> [Exercise requirements]: Where an entry contains a picture, omit the picture and repeat the rest exactly.

> [Material to process]:

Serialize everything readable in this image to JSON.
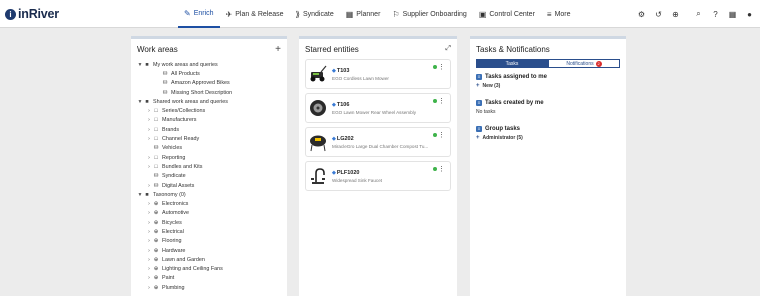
{
  "app": {
    "logo": "inRiver"
  },
  "nav": [
    {
      "label": "Enrich",
      "icon": "✎",
      "active": true
    },
    {
      "label": "Plan & Release",
      "icon": "✈"
    },
    {
      "label": "Syndicate",
      "icon": "⟫"
    },
    {
      "label": "Planner",
      "icon": "▦"
    },
    {
      "label": "Supplier Onboarding",
      "icon": "⚐"
    },
    {
      "label": "Control Center",
      "icon": "▣"
    },
    {
      "label": "More",
      "icon": "≡"
    }
  ],
  "tools": [
    {
      "name": "settings-tool-icon",
      "glyph": "⚙"
    },
    {
      "name": "history-icon",
      "glyph": "↺"
    },
    {
      "name": "zoom-search-icon",
      "glyph": "⊕"
    },
    {
      "name": "search-icon",
      "glyph": "⌕"
    },
    {
      "name": "help-icon",
      "glyph": "?"
    },
    {
      "name": "app-grid-icon",
      "glyph": "▦"
    },
    {
      "name": "user-icon",
      "glyph": "●"
    }
  ],
  "work_areas": {
    "title": "Work areas",
    "add": "+",
    "rows": [
      {
        "label": "My work areas and queries",
        "level": 1,
        "toggle": "▼",
        "icon": "■"
      },
      {
        "label": "All Products",
        "level": 3,
        "toggle": "",
        "icon": "⛁"
      },
      {
        "label": "Amazon Approved Bikes",
        "level": 3,
        "toggle": "",
        "icon": "⛁"
      },
      {
        "label": "Missing Short Description",
        "level": 3,
        "toggle": "",
        "icon": "⛁"
      },
      {
        "label": "Shared work areas and queries",
        "level": 1,
        "toggle": "▼",
        "icon": "■"
      },
      {
        "label": "Series/Collections",
        "level": 2,
        "toggle": "›",
        "icon": "□"
      },
      {
        "label": "Manufacturers",
        "level": 2,
        "toggle": "›",
        "icon": "□"
      },
      {
        "label": "Brands",
        "level": 2,
        "toggle": "›",
        "icon": "□"
      },
      {
        "label": "Channel Ready",
        "level": 2,
        "toggle": "›",
        "icon": "□"
      },
      {
        "label": "Vehicles",
        "level": 2,
        "toggle": "",
        "icon": "⛁"
      },
      {
        "label": "Reporting",
        "level": 2,
        "toggle": "›",
        "icon": "□"
      },
      {
        "label": "Bundles and Kits",
        "level": 2,
        "toggle": "›",
        "icon": "□"
      },
      {
        "label": "Syndicate",
        "level": 2,
        "toggle": "",
        "icon": "⛁"
      },
      {
        "label": "Digital Assets",
        "level": 2,
        "toggle": "›",
        "icon": "⛁"
      },
      {
        "label": "Taxonomy (0)",
        "level": 1,
        "toggle": "▼",
        "icon": "■"
      },
      {
        "label": "Electronics",
        "level": 2,
        "toggle": "›",
        "icon": "⊕"
      },
      {
        "label": "Automotive",
        "level": 2,
        "toggle": "›",
        "icon": "⊕"
      },
      {
        "label": "Bicycles",
        "level": 2,
        "toggle": "›",
        "icon": "⊕"
      },
      {
        "label": "Electrical",
        "level": 2,
        "toggle": "›",
        "icon": "⊕"
      },
      {
        "label": "Flooring",
        "level": 2,
        "toggle": "›",
        "icon": "⊕"
      },
      {
        "label": "Hardware",
        "level": 2,
        "toggle": "›",
        "icon": "⊕"
      },
      {
        "label": "Lawn and Garden",
        "level": 2,
        "toggle": "›",
        "icon": "⊕"
      },
      {
        "label": "Lighting and Ceiling Fans",
        "level": 2,
        "toggle": "›",
        "icon": "⊕"
      },
      {
        "label": "Paint",
        "level": 2,
        "toggle": "›",
        "icon": "⊕"
      },
      {
        "label": "Plumbing",
        "level": 2,
        "toggle": "›",
        "icon": "⊕"
      }
    ]
  },
  "starred": {
    "title": "Starred entities",
    "expand": "⤢",
    "items": [
      {
        "id": "T103",
        "desc": "EGO Cordless Lawn Mower",
        "thumb": "mower"
      },
      {
        "id": "T106",
        "desc": "EGO Lawn Mower Rear Wheel Assembly",
        "thumb": "wheel"
      },
      {
        "id": "LG202",
        "desc": "MiracleGro Large Dual Chamber Compost Tu...",
        "thumb": "composter"
      },
      {
        "id": "PLF1020",
        "desc": "Widespread Sink Faucet",
        "thumb": "faucet"
      }
    ]
  },
  "tasks": {
    "title": "Tasks & Notifications",
    "tab_tasks": "Tasks",
    "tab_notifications": "Notifications",
    "notif_count": "2",
    "assigned_title": "Tasks assigned to me",
    "assigned_line": "New (3)",
    "created_title": "Tasks created by me",
    "created_line": "No tasks",
    "group_title": "Group tasks",
    "group_line": "Administrator (5)"
  },
  "colors": {
    "accent": "#1d4fa3",
    "tab": "#2a4e8c",
    "ok": "#3eb34a",
    "badge": "#d92c2c"
  }
}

> [Output for this task]:
Serialize everything readable in this image to JSON.
{
  "app": {
    "logo": "inRiver"
  },
  "nav": [
    {
      "label": "Enrich",
      "icon": "✎",
      "active": true
    },
    {
      "label": "Plan & Release",
      "icon": "✈"
    },
    {
      "label": "Syndicate",
      "icon": "⟫"
    },
    {
      "label": "Planner",
      "icon": "▦"
    },
    {
      "label": "Supplier Onboarding",
      "icon": "⚐"
    },
    {
      "label": "Control Center",
      "icon": "▣"
    },
    {
      "label": "More",
      "icon": "≡"
    }
  ],
  "tools": [
    {
      "name": "settings-tool-icon",
      "glyph": "⚙"
    },
    {
      "name": "history-icon",
      "glyph": "↺"
    },
    {
      "name": "zoom-search-icon",
      "glyph": "⊕"
    },
    {
      "name": "search-icon",
      "glyph": "⌕"
    },
    {
      "name": "help-icon",
      "glyph": "?"
    },
    {
      "name": "app-grid-icon",
      "glyph": "▦"
    },
    {
      "name": "user-icon",
      "glyph": "●"
    }
  ],
  "work_areas": {
    "title": "Work areas",
    "add": "+",
    "rows": [
      {
        "label": "My work areas and queries",
        "level": 1,
        "toggle": "▼",
        "icon": "■"
      },
      {
        "label": "All Products",
        "level": 3,
        "toggle": "",
        "icon": "⛁"
      },
      {
        "label": "Amazon Approved Bikes",
        "level": 3,
        "toggle": "",
        "icon": "⛁"
      },
      {
        "label": "Missing Short Description",
        "level": 3,
        "toggle": "",
        "icon": "⛁"
      },
      {
        "label": "Shared work areas and queries",
        "level": 1,
        "toggle": "▼",
        "icon": "■"
      },
      {
        "label": "Series/Collections",
        "level": 2,
        "toggle": "›",
        "icon": "□"
      },
      {
        "label": "Manufacturers",
        "level": 2,
        "toggle": "›",
        "icon": "□"
      },
      {
        "label": "Brands",
        "level": 2,
        "toggle": "›",
        "icon": "□"
      },
      {
        "label": "Channel Ready",
        "level": 2,
        "toggle": "›",
        "icon": "□"
      },
      {
        "label": "Vehicles",
        "level": 2,
        "toggle": "",
        "icon": "⛁"
      },
      {
        "label": "Reporting",
        "level": 2,
        "toggle": "›",
        "icon": "□"
      },
      {
        "label": "Bundles and Kits",
        "level": 2,
        "toggle": "›",
        "icon": "□"
      },
      {
        "label": "Syndicate",
        "level": 2,
        "toggle": "",
        "icon": "⛁"
      },
      {
        "label": "Digital Assets",
        "level": 2,
        "toggle": "›",
        "icon": "⛁"
      },
      {
        "label": "Taxonomy (0)",
        "level": 1,
        "toggle": "▼",
        "icon": "■"
      },
      {
        "label": "Electronics",
        "level": 2,
        "toggle": "›",
        "icon": "⊕"
      },
      {
        "label": "Automotive",
        "level": 2,
        "toggle": "›",
        "icon": "⊕"
      },
      {
        "label": "Bicycles",
        "level": 2,
        "toggle": "›",
        "icon": "⊕"
      },
      {
        "label": "Electrical",
        "level": 2,
        "toggle": "›",
        "icon": "⊕"
      },
      {
        "label": "Flooring",
        "level": 2,
        "toggle": "›",
        "icon": "⊕"
      },
      {
        "label": "Hardware",
        "level": 2,
        "toggle": "›",
        "icon": "⊕"
      },
      {
        "label": "Lawn and Garden",
        "level": 2,
        "toggle": "›",
        "icon": "⊕"
      },
      {
        "label": "Lighting and Ceiling Fans",
        "level": 2,
        "toggle": "›",
        "icon": "⊕"
      },
      {
        "label": "Paint",
        "level": 2,
        "toggle": "›",
        "icon": "⊕"
      },
      {
        "label": "Plumbing",
        "level": 2,
        "toggle": "›",
        "icon": "⊕"
      }
    ]
  },
  "starred": {
    "title": "Starred entities",
    "expand": "⤢",
    "items": [
      {
        "id": "T103",
        "desc": "EGO Cordless Lawn Mower",
        "thumb": "mower"
      },
      {
        "id": "T106",
        "desc": "EGO Lawn Mower Rear Wheel Assembly",
        "thumb": "wheel"
      },
      {
        "id": "LG202",
        "desc": "MiracleGro Large Dual Chamber Compost Tu...",
        "thumb": "composter"
      },
      {
        "id": "PLF1020",
        "desc": "Widespread Sink Faucet",
        "thumb": "faucet"
      }
    ]
  },
  "tasks": {
    "title": "Tasks & Notifications",
    "tab_tasks": "Tasks",
    "tab_notifications": "Notifications",
    "notif_count": "2",
    "assigned_title": "Tasks assigned to me",
    "assigned_line": "New (3)",
    "created_title": "Tasks created by me",
    "created_line": "No tasks",
    "group_title": "Group tasks",
    "group_line": "Administrator (5)"
  },
  "colors": {
    "accent": "#1d4fa3",
    "tab": "#2a4e8c",
    "ok": "#3eb34a",
    "badge": "#d92c2c"
  }
}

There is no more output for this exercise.